Listed entries: Begin
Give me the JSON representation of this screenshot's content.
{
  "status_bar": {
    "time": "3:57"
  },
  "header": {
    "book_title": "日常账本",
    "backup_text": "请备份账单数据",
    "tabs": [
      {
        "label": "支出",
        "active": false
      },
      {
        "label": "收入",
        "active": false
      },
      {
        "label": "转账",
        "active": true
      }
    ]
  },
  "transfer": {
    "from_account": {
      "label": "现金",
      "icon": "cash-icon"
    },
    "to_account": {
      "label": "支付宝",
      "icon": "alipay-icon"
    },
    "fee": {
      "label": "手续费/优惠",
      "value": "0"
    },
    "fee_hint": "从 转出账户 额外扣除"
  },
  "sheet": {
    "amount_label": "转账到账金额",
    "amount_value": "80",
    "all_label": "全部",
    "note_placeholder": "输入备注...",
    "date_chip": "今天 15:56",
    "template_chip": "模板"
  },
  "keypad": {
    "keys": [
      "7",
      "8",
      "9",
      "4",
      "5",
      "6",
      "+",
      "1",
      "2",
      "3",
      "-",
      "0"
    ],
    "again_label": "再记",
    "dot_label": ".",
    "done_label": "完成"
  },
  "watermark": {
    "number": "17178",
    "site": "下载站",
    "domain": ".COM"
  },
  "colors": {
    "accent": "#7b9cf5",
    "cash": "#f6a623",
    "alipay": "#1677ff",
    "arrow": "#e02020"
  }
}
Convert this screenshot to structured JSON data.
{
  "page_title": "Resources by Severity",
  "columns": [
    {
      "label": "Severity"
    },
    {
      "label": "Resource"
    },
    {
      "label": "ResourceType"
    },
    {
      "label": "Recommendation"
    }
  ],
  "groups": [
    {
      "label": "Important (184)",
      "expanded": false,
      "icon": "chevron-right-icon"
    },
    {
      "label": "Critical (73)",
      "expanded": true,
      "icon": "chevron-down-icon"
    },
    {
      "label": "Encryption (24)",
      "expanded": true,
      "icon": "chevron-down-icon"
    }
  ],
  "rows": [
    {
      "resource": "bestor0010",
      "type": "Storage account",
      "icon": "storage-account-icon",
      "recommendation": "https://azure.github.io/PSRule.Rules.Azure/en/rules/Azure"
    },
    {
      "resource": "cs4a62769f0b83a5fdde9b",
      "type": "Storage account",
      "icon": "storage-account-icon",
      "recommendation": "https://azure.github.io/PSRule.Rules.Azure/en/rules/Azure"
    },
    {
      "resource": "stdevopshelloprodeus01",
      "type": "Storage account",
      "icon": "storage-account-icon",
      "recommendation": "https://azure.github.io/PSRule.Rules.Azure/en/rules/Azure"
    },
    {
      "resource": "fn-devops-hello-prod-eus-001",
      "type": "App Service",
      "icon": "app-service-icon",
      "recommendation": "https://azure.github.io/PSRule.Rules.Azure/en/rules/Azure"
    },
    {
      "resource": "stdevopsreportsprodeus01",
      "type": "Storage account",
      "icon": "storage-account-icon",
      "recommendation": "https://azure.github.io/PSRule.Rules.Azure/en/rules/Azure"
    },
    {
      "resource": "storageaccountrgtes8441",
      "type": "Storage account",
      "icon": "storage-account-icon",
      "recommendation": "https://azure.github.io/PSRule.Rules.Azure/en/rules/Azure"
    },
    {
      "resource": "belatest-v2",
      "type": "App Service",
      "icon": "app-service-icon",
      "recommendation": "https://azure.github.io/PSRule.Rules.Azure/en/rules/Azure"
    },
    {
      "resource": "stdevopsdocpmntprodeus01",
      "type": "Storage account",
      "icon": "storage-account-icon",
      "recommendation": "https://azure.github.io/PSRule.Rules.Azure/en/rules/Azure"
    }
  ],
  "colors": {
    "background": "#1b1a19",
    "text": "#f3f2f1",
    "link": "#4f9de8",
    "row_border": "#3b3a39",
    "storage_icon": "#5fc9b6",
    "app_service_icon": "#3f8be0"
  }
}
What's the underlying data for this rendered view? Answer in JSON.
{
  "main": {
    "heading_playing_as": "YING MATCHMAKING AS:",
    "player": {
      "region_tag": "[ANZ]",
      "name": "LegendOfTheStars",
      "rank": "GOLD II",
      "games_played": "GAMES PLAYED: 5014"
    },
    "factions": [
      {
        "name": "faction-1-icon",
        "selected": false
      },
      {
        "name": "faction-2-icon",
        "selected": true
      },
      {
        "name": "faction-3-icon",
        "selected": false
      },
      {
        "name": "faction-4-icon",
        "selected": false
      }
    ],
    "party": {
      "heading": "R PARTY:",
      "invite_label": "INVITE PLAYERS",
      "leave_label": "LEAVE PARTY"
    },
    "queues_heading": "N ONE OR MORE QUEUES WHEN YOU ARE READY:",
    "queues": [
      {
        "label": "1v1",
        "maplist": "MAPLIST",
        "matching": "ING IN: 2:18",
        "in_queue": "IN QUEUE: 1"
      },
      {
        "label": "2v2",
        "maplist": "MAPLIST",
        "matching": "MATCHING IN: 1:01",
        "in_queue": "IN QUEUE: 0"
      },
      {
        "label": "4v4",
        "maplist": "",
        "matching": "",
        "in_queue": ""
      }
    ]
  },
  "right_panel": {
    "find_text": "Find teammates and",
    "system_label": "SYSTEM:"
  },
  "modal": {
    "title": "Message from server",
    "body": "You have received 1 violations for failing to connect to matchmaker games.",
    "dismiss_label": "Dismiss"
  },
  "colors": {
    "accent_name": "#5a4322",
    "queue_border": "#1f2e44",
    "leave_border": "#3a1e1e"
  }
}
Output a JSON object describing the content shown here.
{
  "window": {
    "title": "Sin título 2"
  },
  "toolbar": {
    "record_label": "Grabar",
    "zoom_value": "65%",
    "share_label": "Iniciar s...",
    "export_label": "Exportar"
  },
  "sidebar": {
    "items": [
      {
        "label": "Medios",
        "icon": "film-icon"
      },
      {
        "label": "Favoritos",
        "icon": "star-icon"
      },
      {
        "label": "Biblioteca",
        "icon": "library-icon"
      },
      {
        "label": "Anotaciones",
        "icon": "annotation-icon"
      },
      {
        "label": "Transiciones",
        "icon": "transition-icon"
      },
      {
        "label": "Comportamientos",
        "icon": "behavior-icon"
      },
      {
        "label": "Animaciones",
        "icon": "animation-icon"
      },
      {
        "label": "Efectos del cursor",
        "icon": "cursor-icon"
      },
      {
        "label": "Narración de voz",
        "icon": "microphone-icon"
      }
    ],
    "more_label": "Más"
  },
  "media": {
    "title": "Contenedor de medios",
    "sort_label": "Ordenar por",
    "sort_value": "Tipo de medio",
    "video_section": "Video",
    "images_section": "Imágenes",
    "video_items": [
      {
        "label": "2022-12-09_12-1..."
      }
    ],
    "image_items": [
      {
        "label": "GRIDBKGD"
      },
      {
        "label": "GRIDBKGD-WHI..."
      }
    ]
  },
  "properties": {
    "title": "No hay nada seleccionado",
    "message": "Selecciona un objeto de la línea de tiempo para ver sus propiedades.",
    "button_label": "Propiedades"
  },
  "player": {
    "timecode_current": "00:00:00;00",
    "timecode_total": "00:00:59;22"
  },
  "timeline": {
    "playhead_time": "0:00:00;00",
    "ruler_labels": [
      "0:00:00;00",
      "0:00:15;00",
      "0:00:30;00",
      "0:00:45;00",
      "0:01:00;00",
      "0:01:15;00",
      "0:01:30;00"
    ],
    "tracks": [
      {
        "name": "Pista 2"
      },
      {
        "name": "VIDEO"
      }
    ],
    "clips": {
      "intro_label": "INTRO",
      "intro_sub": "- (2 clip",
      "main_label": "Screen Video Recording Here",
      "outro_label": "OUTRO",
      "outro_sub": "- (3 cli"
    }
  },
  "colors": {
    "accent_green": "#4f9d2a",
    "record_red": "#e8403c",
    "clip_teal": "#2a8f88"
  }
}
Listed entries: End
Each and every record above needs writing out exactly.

## Output of the task
Give me the JSON representation of this screenshot's content.
{
  "status_bar": {
    "time": "3:57"
  },
  "header": {
    "book_title": "日常账本",
    "backup_text": "请备份账单数据",
    "tabs": [
      {
        "label": "支出",
        "active": false
      },
      {
        "label": "收入",
        "active": false
      },
      {
        "label": "转账",
        "active": true
      }
    ]
  },
  "transfer": {
    "from_account": {
      "label": "现金",
      "icon": "cash-icon"
    },
    "to_account": {
      "label": "支付宝",
      "icon": "alipay-icon"
    },
    "fee": {
      "label": "手续费/优惠",
      "value": "0"
    },
    "fee_hint": "从 转出账户 额外扣除"
  },
  "sheet": {
    "amount_label": "转账到账金额",
    "amount_value": "80",
    "all_label": "全部",
    "note_placeholder": "输入备注...",
    "date_chip": "今天 15:56",
    "template_chip": "模板"
  },
  "keypad": {
    "keys": [
      "7",
      "8",
      "9",
      "4",
      "5",
      "6",
      "+",
      "1",
      "2",
      "3",
      "-",
      "0"
    ],
    "again_label": "再记",
    "dot_label": ".",
    "done_label": "完成"
  },
  "watermark": {
    "number": "17178",
    "site": "下载站",
    "domain": ".COM"
  },
  "colors": {
    "accent": "#7b9cf5",
    "cash": "#f6a623",
    "alipay": "#1677ff",
    "arrow": "#e02020"
  }
}
Convert this screenshot to structured JSON data.
{
  "page_title": "Resources by Severity",
  "columns": [
    {
      "label": "Severity"
    },
    {
      "label": "Resource"
    },
    {
      "label": "ResourceType"
    },
    {
      "label": "Recommendation"
    }
  ],
  "groups": [
    {
      "label": "Important (184)",
      "expanded": false,
      "icon": "chevron-right-icon"
    },
    {
      "label": "Critical (73)",
      "expanded": true,
      "icon": "chevron-down-icon"
    },
    {
      "label": "Encryption (24)",
      "expanded": true,
      "icon": "chevron-down-icon"
    }
  ],
  "rows": [
    {
      "resource": "bestor0010",
      "type": "Storage account",
      "icon": "storage-account-icon",
      "recommendation": "https://azure.github.io/PSRule.Rules.Azure/en/rules/Azure"
    },
    {
      "resource": "cs4a62769f0b83a5fdde9b",
      "type": "Storage account",
      "icon": "storage-account-icon",
      "recommendation": "https://azure.github.io/PSRule.Rules.Azure/en/rules/Azure"
    },
    {
      "resource": "stdevopshelloprodeus01",
      "type": "Storage account",
      "icon": "storage-account-icon",
      "recommendation": "https://azure.github.io/PSRule.Rules.Azure/en/rules/Azure"
    },
    {
      "resource": "fn-devops-hello-prod-eus-001",
      "type": "App Service",
      "icon": "app-service-icon",
      "recommendation": "https://azure.github.io/PSRule.Rules.Azure/en/rules/Azure"
    },
    {
      "resource": "stdevopsreportsprodeus01",
      "type": "Storage account",
      "icon": "storage-account-icon",
      "recommendation": "https://azure.github.io/PSRule.Rules.Azure/en/rules/Azure"
    },
    {
      "resource": "storageaccountrgtes8441",
      "type": "Storage account",
      "icon": "storage-account-icon",
      "recommendation": "https://azure.github.io/PSRule.Rules.Azure/en/rules/Azure"
    },
    {
      "resource": "belatest-v2",
      "type": "App Service",
      "icon": "app-service-icon",
      "recommendation": "https://azure.github.io/PSRule.Rules.Azure/en/rules/Azure"
    },
    {
      "resource": "stdevopsdocpmntprodeus01",
      "type": "Storage account",
      "icon": "storage-account-icon",
      "recommendation": "https://azure.github.io/PSRule.Rules.Azure/en/rules/Azure"
    }
  ],
  "colors": {
    "background": "#1b1a19",
    "text": "#f3f2f1",
    "link": "#4f9de8",
    "row_border": "#3b3a39",
    "storage_icon": "#5fc9b6",
    "app_service_icon": "#3f8be0"
  }
}
What's the underlying data for this rendered view? Answer in JSON.
{
  "main": {
    "heading_playing_as": "YING MATCHMAKING AS:",
    "player": {
      "region_tag": "[ANZ]",
      "name": "LegendOfTheStars",
      "rank": "GOLD II",
      "games_played": "GAMES PLAYED: 5014"
    },
    "factions": [
      {
        "name": "faction-1-icon",
        "selected": false
      },
      {
        "name": "faction-2-icon",
        "selected": true
      },
      {
        "name": "faction-3-icon",
        "selected": false
      },
      {
        "name": "faction-4-icon",
        "selected": false
      }
    ],
    "party": {
      "heading": "R PARTY:",
      "invite_label": "INVITE PLAYERS",
      "leave_label": "LEAVE PARTY"
    },
    "queues_heading": "N ONE OR MORE QUEUES WHEN YOU ARE READY:",
    "queues": [
      {
        "label": "1v1",
        "maplist": "MAPLIST",
        "matching": "ING IN: 2:18",
        "in_queue": "IN QUEUE: 1"
      },
      {
        "label": "2v2",
        "maplist": "MAPLIST",
        "matching": "MATCHING IN: 1:01",
        "in_queue": "IN QUEUE: 0"
      },
      {
        "label": "4v4",
        "maplist": "",
        "matching": "",
        "in_queue": ""
      }
    ]
  },
  "right_panel": {
    "find_text": "Find teammates and",
    "system_label": "SYSTEM:"
  },
  "modal": {
    "title": "Message from server",
    "body": "You have received 1 violations for failing to connect to matchmaker games.",
    "dismiss_label": "Dismiss"
  },
  "colors": {
    "accent_name": "#5a4322",
    "queue_border": "#1f2e44",
    "leave_border": "#3a1e1e"
  }
}
Output a JSON object describing the content shown here.
{
  "window": {
    "title": "Sin título 2"
  },
  "toolbar": {
    "record_label": "Grabar",
    "zoom_value": "65%",
    "share_label": "Iniciar s...",
    "export_label": "Exportar"
  },
  "sidebar": {
    "items": [
      {
        "label": "Medios",
        "icon": "film-icon"
      },
      {
        "label": "Favoritos",
        "icon": "star-icon"
      },
      {
        "label": "Biblioteca",
        "icon": "library-icon"
      },
      {
        "label": "Anotaciones",
        "icon": "annotation-icon"
      },
      {
        "label": "Transiciones",
        "icon": "transition-icon"
      },
      {
        "label": "Comportamientos",
        "icon": "behavior-icon"
      },
      {
        "label": "Animaciones",
        "icon": "animation-icon"
      },
      {
        "label": "Efectos del cursor",
        "icon": "cursor-icon"
      },
      {
        "label": "Narración de voz",
        "icon": "microphone-icon"
      }
    ],
    "more_label": "Más"
  },
  "media": {
    "title": "Contenedor de medios",
    "sort_label": "Ordenar por",
    "sort_value": "Tipo de medio",
    "video_section": "Video",
    "images_section": "Imágenes",
    "video_items": [
      {
        "label": "2022-12-09_12-1..."
      }
    ],
    "image_items": [
      {
        "label": "GRIDBKGD"
      },
      {
        "label": "GRIDBKGD-WHI..."
      }
    ]
  },
  "properties": {
    "title": "No hay nada seleccionado",
    "message": "Selecciona un objeto de la línea de tiempo para ver sus propiedades.",
    "button_label": "Propiedades"
  },
  "player": {
    "timecode_current": "00:00:00;00",
    "timecode_total": "00:00:59;22"
  },
  "timeline": {
    "playhead_time": "0:00:00;00",
    "ruler_labels": [
      "0:00:00;00",
      "0:00:15;00",
      "0:00:30;00",
      "0:00:45;00",
      "0:01:00;00",
      "0:01:15;00",
      "0:01:30;00"
    ],
    "tracks": [
      {
        "name": "Pista 2"
      },
      {
        "name": "VIDEO"
      }
    ],
    "clips": {
      "intro_label": "INTRO",
      "intro_sub": "- (2 clip",
      "main_label": "Screen Video Recording Here",
      "outro_label": "OUTRO",
      "outro_sub": "- (3 cli"
    }
  },
  "colors": {
    "accent_green": "#4f9d2a",
    "record_red": "#e8403c",
    "clip_teal": "#2a8f88"
  }
}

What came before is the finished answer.